"In a science program on TV it was explained that if you grease nuts/bolts it can increase the torque by 20% I don't know if the mfg figures given are for greased or not.
Personally I use a telescopic wrench extended to undo them and closed to do them up, if you look at mfg supplied wheel wrench they are not that long so you don't over torque them. Cost in the UK £6, and yes I grease mine and never had any problems with warped discs!" - Ferkemall
Watch this answer as a video, right >>
I also have a very early how-to video on the correct tightening procedure to avoid warping the brake disc - how to tighten your nuts >>
This is, obviously, about wheel nuts and wheel studs. So, propeller-head time: Torque is applied to bolts/studs - whatever - to deliver clamping force by virtue of extension. Stretch. It makes sense that you get more extension from a particular torque application with the stud lubricated because there’s less friction opposing the application of the torque. And when a bolt stretches, it stretches elastically and thus delivers clamping force because it really wants to return to its original shape and size when you release the nut.
That happens up to a point - and after that, if you over-torque it, the deformation of that stud becomes partly plastic - which means part of it is permanent, and that reduces the clamping force despite delivering more stretch. You really want to avoid that.

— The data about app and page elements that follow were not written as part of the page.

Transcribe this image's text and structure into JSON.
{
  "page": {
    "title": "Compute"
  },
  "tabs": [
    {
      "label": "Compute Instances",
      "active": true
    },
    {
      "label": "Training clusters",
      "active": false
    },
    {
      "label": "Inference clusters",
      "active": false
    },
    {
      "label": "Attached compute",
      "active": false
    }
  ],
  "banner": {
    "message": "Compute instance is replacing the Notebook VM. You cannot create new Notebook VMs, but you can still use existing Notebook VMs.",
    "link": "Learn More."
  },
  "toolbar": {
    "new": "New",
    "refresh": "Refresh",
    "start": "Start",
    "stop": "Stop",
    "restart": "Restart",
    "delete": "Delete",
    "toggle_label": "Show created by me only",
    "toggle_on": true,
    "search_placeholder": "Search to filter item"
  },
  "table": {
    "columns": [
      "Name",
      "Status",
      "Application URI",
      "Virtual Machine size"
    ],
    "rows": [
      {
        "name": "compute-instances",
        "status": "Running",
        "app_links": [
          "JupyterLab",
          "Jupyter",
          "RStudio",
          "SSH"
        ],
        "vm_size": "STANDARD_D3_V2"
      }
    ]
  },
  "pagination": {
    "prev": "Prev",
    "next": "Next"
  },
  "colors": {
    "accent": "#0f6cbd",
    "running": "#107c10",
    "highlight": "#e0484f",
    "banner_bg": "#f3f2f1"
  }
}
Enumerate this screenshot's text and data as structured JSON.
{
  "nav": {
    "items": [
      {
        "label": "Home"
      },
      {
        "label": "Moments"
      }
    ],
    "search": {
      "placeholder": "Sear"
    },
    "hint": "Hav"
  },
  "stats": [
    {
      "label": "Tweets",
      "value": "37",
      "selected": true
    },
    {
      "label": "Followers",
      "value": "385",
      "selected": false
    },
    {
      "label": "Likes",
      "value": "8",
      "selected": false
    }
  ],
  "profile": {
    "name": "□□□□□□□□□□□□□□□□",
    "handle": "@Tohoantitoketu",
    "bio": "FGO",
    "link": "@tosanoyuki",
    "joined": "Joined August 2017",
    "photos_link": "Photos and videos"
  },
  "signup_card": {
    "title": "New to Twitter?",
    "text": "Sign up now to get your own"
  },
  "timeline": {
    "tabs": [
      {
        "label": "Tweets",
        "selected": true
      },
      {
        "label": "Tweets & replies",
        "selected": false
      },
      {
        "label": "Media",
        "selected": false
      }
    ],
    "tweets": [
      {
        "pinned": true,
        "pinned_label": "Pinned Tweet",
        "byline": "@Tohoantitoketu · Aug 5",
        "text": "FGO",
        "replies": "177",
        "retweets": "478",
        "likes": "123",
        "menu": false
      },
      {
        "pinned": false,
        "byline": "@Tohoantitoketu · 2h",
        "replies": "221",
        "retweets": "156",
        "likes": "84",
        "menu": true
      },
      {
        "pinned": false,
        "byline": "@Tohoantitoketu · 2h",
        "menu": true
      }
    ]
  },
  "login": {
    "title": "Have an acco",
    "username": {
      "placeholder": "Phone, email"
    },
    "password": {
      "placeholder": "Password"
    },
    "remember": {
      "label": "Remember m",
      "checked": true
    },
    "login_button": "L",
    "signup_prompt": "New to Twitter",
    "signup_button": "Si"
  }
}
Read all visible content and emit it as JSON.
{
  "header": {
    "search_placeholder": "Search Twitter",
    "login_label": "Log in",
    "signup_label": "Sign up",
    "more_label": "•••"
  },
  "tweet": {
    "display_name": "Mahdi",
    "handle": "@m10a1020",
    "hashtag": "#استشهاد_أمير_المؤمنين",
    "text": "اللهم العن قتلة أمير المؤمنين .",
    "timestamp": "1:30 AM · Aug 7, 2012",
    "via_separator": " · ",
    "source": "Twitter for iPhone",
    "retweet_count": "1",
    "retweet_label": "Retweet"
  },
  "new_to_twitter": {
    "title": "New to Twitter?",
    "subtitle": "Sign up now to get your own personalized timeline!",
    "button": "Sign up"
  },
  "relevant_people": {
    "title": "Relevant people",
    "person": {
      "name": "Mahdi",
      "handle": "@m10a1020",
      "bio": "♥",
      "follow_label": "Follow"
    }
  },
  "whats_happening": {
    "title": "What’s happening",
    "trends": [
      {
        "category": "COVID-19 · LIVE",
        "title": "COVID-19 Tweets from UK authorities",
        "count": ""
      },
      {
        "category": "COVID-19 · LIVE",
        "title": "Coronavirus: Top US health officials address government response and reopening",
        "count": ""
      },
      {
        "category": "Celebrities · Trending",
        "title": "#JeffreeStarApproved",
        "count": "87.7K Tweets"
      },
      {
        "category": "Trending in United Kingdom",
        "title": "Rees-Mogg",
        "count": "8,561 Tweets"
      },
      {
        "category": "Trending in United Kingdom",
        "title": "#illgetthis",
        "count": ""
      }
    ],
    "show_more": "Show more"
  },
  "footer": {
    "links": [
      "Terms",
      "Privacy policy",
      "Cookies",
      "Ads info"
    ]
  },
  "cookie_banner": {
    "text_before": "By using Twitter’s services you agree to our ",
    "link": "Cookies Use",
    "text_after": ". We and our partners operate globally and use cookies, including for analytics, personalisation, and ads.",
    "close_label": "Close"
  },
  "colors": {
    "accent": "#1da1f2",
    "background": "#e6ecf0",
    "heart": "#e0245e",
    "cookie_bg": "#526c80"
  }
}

Therefore, if the manual says - do not use lubricant - then, don’t. I am, however, a big of a fan of light lube on wheel studs and nut mating faces generally because it prevents them seizing up and being impossible to undo when you get a flat tyre at the roadside, especially when you’re using the joke of a lug wrench in most standard toolkits.